HITCHCOCK – Once a Bulldog, always a Bulldog.
That’s the mantra Hitchcock head football coach Craig Smith has for all his players, whether their playing days end in high school or they go on to be the most-talked-about-seventh-round NFL Draft pick in the league’s history.
“We were really excited to see his name called and to see him get a chance to play in the NFL,” Smith said about Hitchcock High School alum Michael Sam.
When Sam was selected 249th overall by the St. Louis Rams on the third day of the NFL Draft on Saturday, he made history as the first openly gay football prospect to be drafted.
With cameras staked out to cover the historic moment, Sam’s display of emotion while speaking with his new head coach Jeff Fisher, as well as his displays of affection with his partner after getting the news garnered strong reactions — both positive and negative.
For some in the close-knit Hitchcock community, it was simply a proud moment for their native son.
“I think it’s great,” Daniel Guidry said. “I know a lot of people are going overboard about it, but I think Michael has always been a respectful, responsible kid. I would probably kiss my wife or girlfriend or partner if I was just drafted, too.”
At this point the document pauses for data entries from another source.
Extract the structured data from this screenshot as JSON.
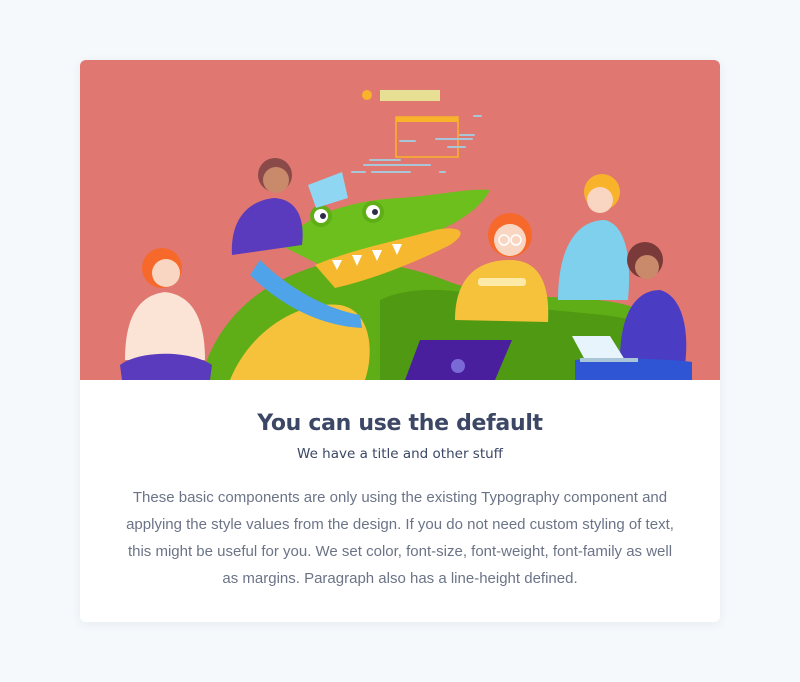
{
  "card": {
    "title": "You can use the default",
    "subtitle": "We have a title and other stuff",
    "paragraph": "These basic components are only using the existing Typography component and applying the style values from the design. If you do not need custom styling of text, this might be useful for you. We set color, font-size, font-weight, font-family as well as margins. Paragraph also has a line-height defined."
  },
  "illustration": {
    "icon": "team-with-crocodile-illustration",
    "background_color": "#e07770"
  },
  "colors": {
    "page_background": "#f5f9fc",
    "card_background": "#ffffff",
    "title_color": "#3c4766",
    "paragraph_color": "#6b7487"
  }
}
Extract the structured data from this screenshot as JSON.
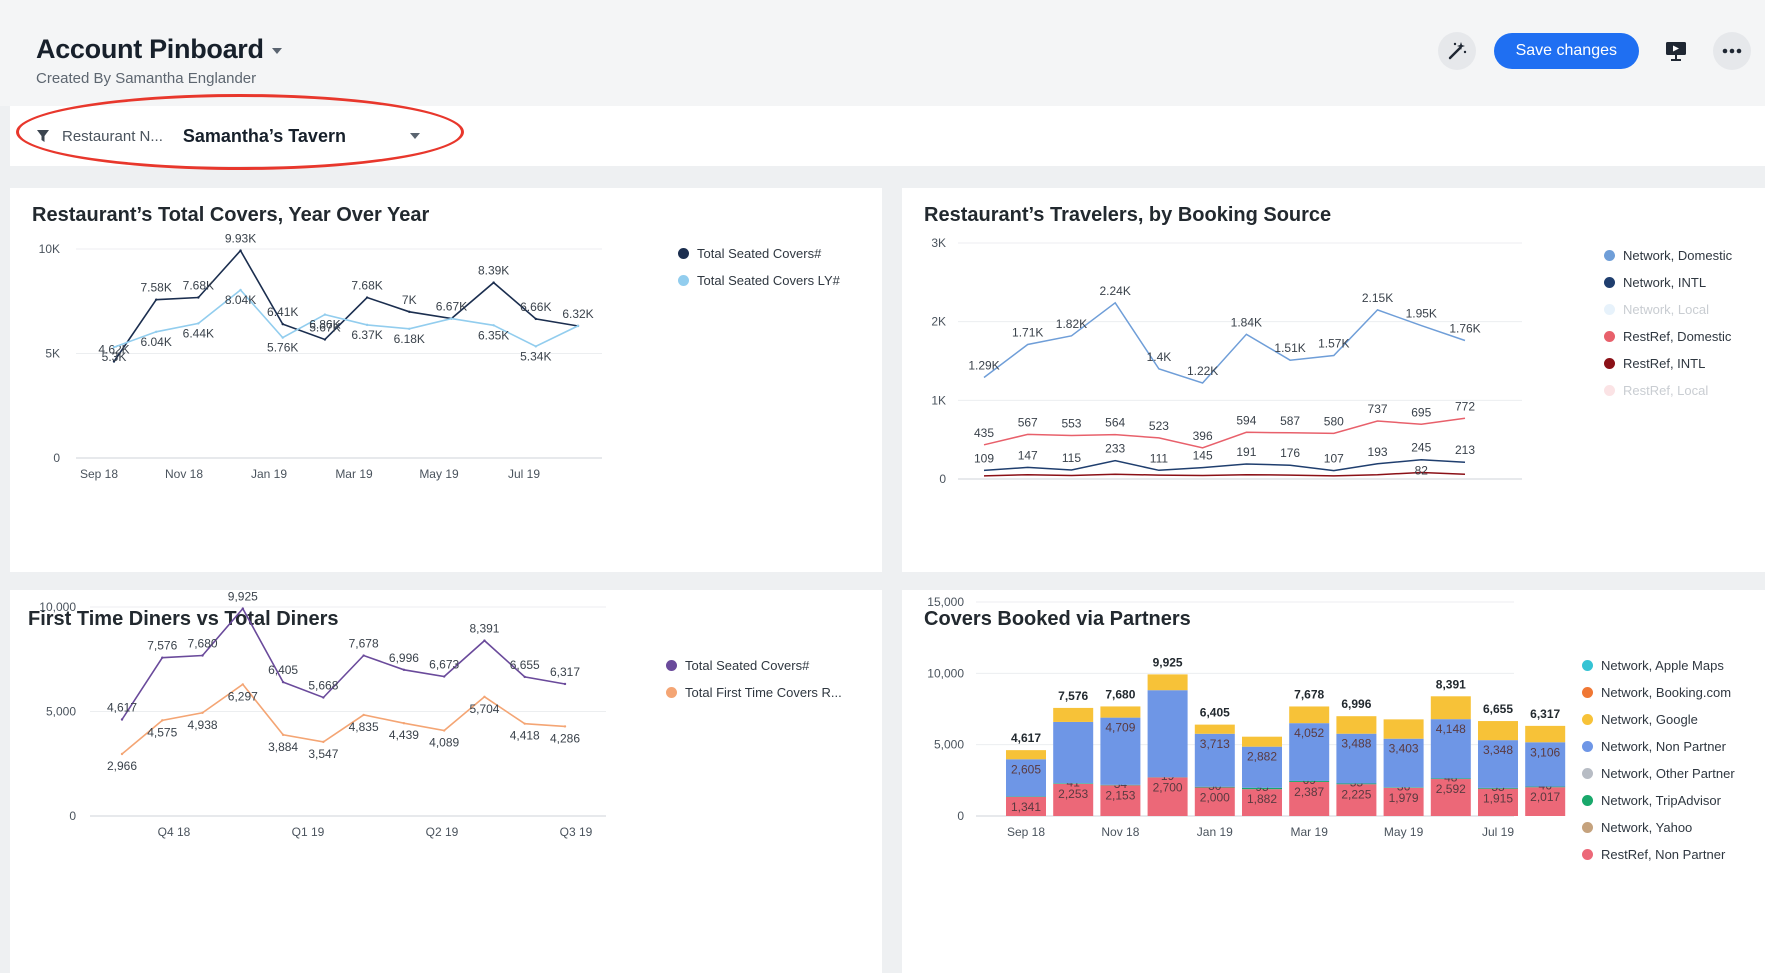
{
  "header": {
    "title": "Account Pinboard",
    "subtitle": "Created By Samantha Englander",
    "save_label": "Save changes",
    "icons": [
      "magic-wand-icon",
      "present-icon",
      "more-icon"
    ]
  },
  "filter": {
    "label": "Restaurant N...",
    "value": "Samantha’s Tavern"
  },
  "colors": {
    "accent": "#1f6ff2",
    "highlight": "#e8372c"
  },
  "cards": {
    "covers_yoy": {
      "title": "Restaurant’s Total Covers, Year Over Year",
      "legend": [
        {
          "label": "Total Seated Covers#",
          "color": "#1b2e4f"
        },
        {
          "label": "Total Seated Covers LY#",
          "color": "#92cdee"
        }
      ]
    },
    "travelers": {
      "title": "Restaurant’s Travelers, by Booking Source",
      "legend": [
        {
          "label": "Network, Domestic",
          "color": "#6f9ed8",
          "faded": false
        },
        {
          "label": "Network, INTL",
          "color": "#1f3e6e",
          "faded": false
        },
        {
          "label": "Network, Local",
          "color": "#e7f2fb",
          "faded": true
        },
        {
          "label": "RestRef, Domestic",
          "color": "#e8606b",
          "faded": false
        },
        {
          "label": "RestRef, INTL",
          "color": "#8b1017",
          "faded": false
        },
        {
          "label": "RestRef, Local",
          "color": "#fbe3e5",
          "faded": true
        }
      ]
    },
    "first_time": {
      "title": "First Time Diners vs Total Diners",
      "legend": [
        {
          "label": "Total Seated Covers#",
          "color": "#6a4a9b"
        },
        {
          "label": "Total First Time Covers R...",
          "color": "#f4a574"
        }
      ]
    },
    "partners": {
      "title": "Covers Booked via Partners",
      "legend": [
        {
          "label": "Network, Apple Maps",
          "color": "#35c3d4"
        },
        {
          "label": "Network, Booking.com",
          "color": "#f07734"
        },
        {
          "label": "Network, Google",
          "color": "#f7c238"
        },
        {
          "label": "Network, Non Partner",
          "color": "#6e96e6"
        },
        {
          "label": "Network, Other Partner",
          "color": "#b7bcc4"
        },
        {
          "label": "Network, TripAdvisor",
          "color": "#19a86b"
        },
        {
          "label": "Network, Yahoo",
          "color": "#c5a27d"
        },
        {
          "label": "RestRef, Non Partner",
          "color": "#ec6878"
        }
      ]
    }
  },
  "chart_data": [
    {
      "id": "covers_yoy",
      "type": "line",
      "title": "Restaurant’s Total Covers, Year Over Year",
      "x_ticks": [
        "Sep 18",
        "Nov 18",
        "Jan 19",
        "Mar 19",
        "May 19",
        "Jul 19"
      ],
      "y_ticks": [
        "0",
        "5K",
        "10K"
      ],
      "ylim": [
        0,
        10000
      ],
      "series": [
        {
          "name": "Total Seated Covers#",
          "color": "#1b2e4f",
          "values": [
            4617,
            7576,
            7680,
            9925,
            6405,
            5668,
            7678,
            6996,
            6673,
            8391,
            6655,
            6317
          ],
          "labels": [
            "4.62K",
            "7.58K",
            "7.68K",
            "9.93K",
            "6.41K",
            "5.67K",
            "7.68K",
            "7K",
            "6.67K",
            "8.39K",
            "6.66K",
            "6.32K"
          ]
        },
        {
          "name": "Total Seated Covers LY#",
          "color": "#92cdee",
          "values": [
            5300,
            6040,
            6440,
            8040,
            5760,
            6860,
            6370,
            6180,
            6670,
            6350,
            5340,
            6320
          ],
          "labels": [
            "5.3K",
            "6.04K",
            "6.44K",
            "8.04K",
            "5.76K",
            "6.86K",
            "6.37K",
            "6.18K",
            "",
            "6.35K",
            "5.34K",
            ""
          ]
        }
      ],
      "grid": true,
      "legend_position": "right"
    },
    {
      "id": "travelers",
      "type": "line",
      "title": "Restaurant’s Travelers, by Booking Source",
      "y_ticks": [
        "0",
        "1K",
        "2K",
        "3K"
      ],
      "ylim": [
        0,
        3000
      ],
      "series": [
        {
          "name": "Network, Domestic",
          "color": "#6f9ed8",
          "values": [
            1290,
            1710,
            1820,
            2240,
            1400,
            1220,
            1840,
            1510,
            1570,
            2150,
            1950,
            1760
          ],
          "labels": [
            "1.29K",
            "1.71K",
            "1.82K",
            "2.24K",
            "1.4K",
            "1.22K",
            "1.84K",
            "1.51K",
            "1.57K",
            "2.15K",
            "1.95K",
            "1.76K"
          ]
        },
        {
          "name": "RestRef, Domestic",
          "color": "#e8606b",
          "values": [
            435,
            567,
            553,
            564,
            523,
            396,
            594,
            587,
            580,
            737,
            695,
            772
          ],
          "labels": [
            "435",
            "567",
            "553",
            "564",
            "523",
            "396",
            "594",
            "587",
            "580",
            "737",
            "695",
            "772"
          ]
        },
        {
          "name": "Network, INTL",
          "color": "#1f3e6e",
          "values": [
            109,
            147,
            115,
            233,
            111,
            145,
            191,
            176,
            107,
            193,
            245,
            213
          ],
          "labels": [
            "109",
            "147",
            "115",
            "233",
            "111",
            "145",
            "191",
            "176",
            "107",
            "193",
            "245",
            "213"
          ]
        },
        {
          "name": "RestRef, INTL",
          "color": "#8b1017",
          "values": [
            40,
            55,
            45,
            60,
            50,
            45,
            55,
            50,
            40,
            55,
            82,
            60
          ],
          "labels": [
            "",
            "",
            "",
            "",
            "",
            "",
            "",
            "",
            "",
            "",
            "82",
            ""
          ]
        }
      ],
      "grid": true,
      "legend_position": "right"
    },
    {
      "id": "first_time",
      "type": "line",
      "title": "First Time Diners vs Total Diners",
      "x_ticks": [
        "Q4 18",
        "Q1 19",
        "Q2 19",
        "Q3 19"
      ],
      "y_ticks": [
        "0",
        "5,000",
        "10,000"
      ],
      "ylim": [
        0,
        10000
      ],
      "series": [
        {
          "name": "Total Seated Covers#",
          "color": "#6a4a9b",
          "values": [
            4617,
            7576,
            7680,
            9925,
            6405,
            5668,
            7678,
            6996,
            6673,
            8391,
            6655,
            6317
          ],
          "labels": [
            "4,617",
            "7,576",
            "7,680",
            "9,925",
            "6,405",
            "5,668",
            "7,678",
            "6,996",
            "6,673",
            "8,391",
            "6,655",
            "6,317"
          ]
        },
        {
          "name": "Total First Time Covers R...",
          "color": "#f4a574",
          "values": [
            2966,
            4575,
            4938,
            6297,
            3884,
            3547,
            4835,
            4439,
            4089,
            5704,
            4418,
            4286
          ],
          "labels": [
            "2,966",
            "4,575",
            "4,938",
            "6,297",
            "3,884",
            "3,547",
            "4,835",
            "4,439",
            "4,089",
            "5,704",
            "4,418",
            "4,286"
          ]
        }
      ],
      "grid": true,
      "legend_position": "right"
    },
    {
      "id": "partners",
      "type": "bar",
      "stacked": true,
      "title": "Covers Booked via Partners",
      "x_ticks": [
        "Sep 18",
        "Nov 18",
        "Jan 19",
        "Mar 19",
        "May 19",
        "Jul 19"
      ],
      "y_ticks": [
        "0",
        "5,000",
        "10,000",
        "15,000"
      ],
      "ylim": [
        0,
        15000
      ],
      "totals": [
        "4,617",
        "7,576",
        "7,680",
        "9,925",
        "6,405",
        "",
        "7,678",
        "6,996",
        "",
        "8,391",
        "6,655",
        "6,317"
      ],
      "series": [
        {
          "name": "RestRef, Non Partner",
          "color": "#ec6878",
          "values": [
            1341,
            2253,
            2153,
            2700,
            2000,
            1882,
            2387,
            2225,
            1979,
            2592,
            1915,
            2017
          ],
          "labels": [
            "1,341",
            "2,253",
            "2,153",
            "2,700",
            "2,000",
            "1,882",
            "2,387",
            "2,225",
            "1,979",
            "2,592",
            "1,915",
            "2,017"
          ]
        },
        {
          "name": "Network, TripAdvisor",
          "color": "#19a86b",
          "values": [
            30,
            41,
            34,
            19,
            50,
            95,
            69,
            55,
            36,
            48,
            55,
            46
          ],
          "labels": [
            "",
            "41",
            "34",
            "19",
            "50",
            "95",
            "69",
            "55",
            "36",
            "48",
            "55",
            "46"
          ]
        },
        {
          "name": "Network, Non Partner",
          "color": "#6e96e6",
          "values": [
            2605,
            4300,
            4709,
            6100,
            3713,
            2882,
            4052,
            3488,
            3403,
            4148,
            3348,
            3106
          ],
          "labels": [
            "2,605",
            "",
            "4,709",
            "",
            "3,713",
            "2,882",
            "4,052",
            "3,488",
            "3,403",
            "4,148",
            "3,348",
            "3,106"
          ]
        },
        {
          "name": "Network, Google",
          "color": "#f7c238",
          "values": [
            641,
            982,
            784,
            1106,
            642,
            700,
            1170,
            1228,
            1355,
            1603,
            1337,
            1148
          ],
          "labels": [
            "",
            "",
            "",
            "",
            "",
            "",
            "",
            "",
            "",
            "",
            "",
            ""
          ]
        }
      ],
      "grid": true,
      "legend_position": "right"
    }
  ]
}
Guidry said he has known Sam, a childhood friend of his nephew’s, since he was 12 years old. Despite the hoopla surrounding Sam’s milestone achievement, Guidry said Sam was never one to crave attention.
“Pretty much, what you see is what you get,” Guidry said. “He’s a quiet, down-to-earth, polite young man.”
Geno Gonzalez, a friend and former high school teammate of Sam’s, said he knows Sam to be a very hard worker and fiery competitor and was not surprised Sam was able to handle himself admirably under the intense scrutiny of the draft process coupled with his unprecedented situation.
“We’re proud of him and we’re going to continue to support him,” Gonzalez said. “Hopefully, he has a long and successful NFL career.”
After Sam came out publicly in February, it brought unprecedented attention to the small town of Hitchcock, with outlets like The New York Times, the Today Show, the NFL Network and ESPN suddenly wanting to speak to those who knew Sam best.
“It’s not your everyday routine; that’s for sure. But it’s all been positive,” Smith said.
When Sam’s announcement was made, Smith said his pride in his former player, who was named the Southeast Conference’s Co-Defensive Player of the Year and a first team All-American as a member of the Missouri Tigers, never wavered.
Smith even recently had the college football standout give a speech to his current team on hard work, perseverance and courage.
It’s a message Sam is more than qualified to speak on, regardless of his sexual orientation.
Smith said Sam overcame difficult circumstances to excel on the high school football field.
Sam went on to outperform the two-star scouting rating he received from college scouts on that level.
“That’s Michael’s greatest asset. If he had it easy and had everything handed to him growing up, I don’t think he would be able to handle all the pressure and attention he has had to deal with,” Smith said.
The attention has led to many positive reactions and reportedly to Sam’s Rams jersey being the second-highest seller among all rookies, second only to Cleveland quarterback Johnny Manziel.
There has also been backlash. Dolphins safety Don Jones was fined and suspended by his team for calling Sam’s on-air kiss with his boyfriend “horrible” on twitter.
Former Ole Miss basketball player Marshall Henderson lambasted ESPN on twitter for broadcasting the moment, though Henderson later claimed his tweets were part of a social experiment.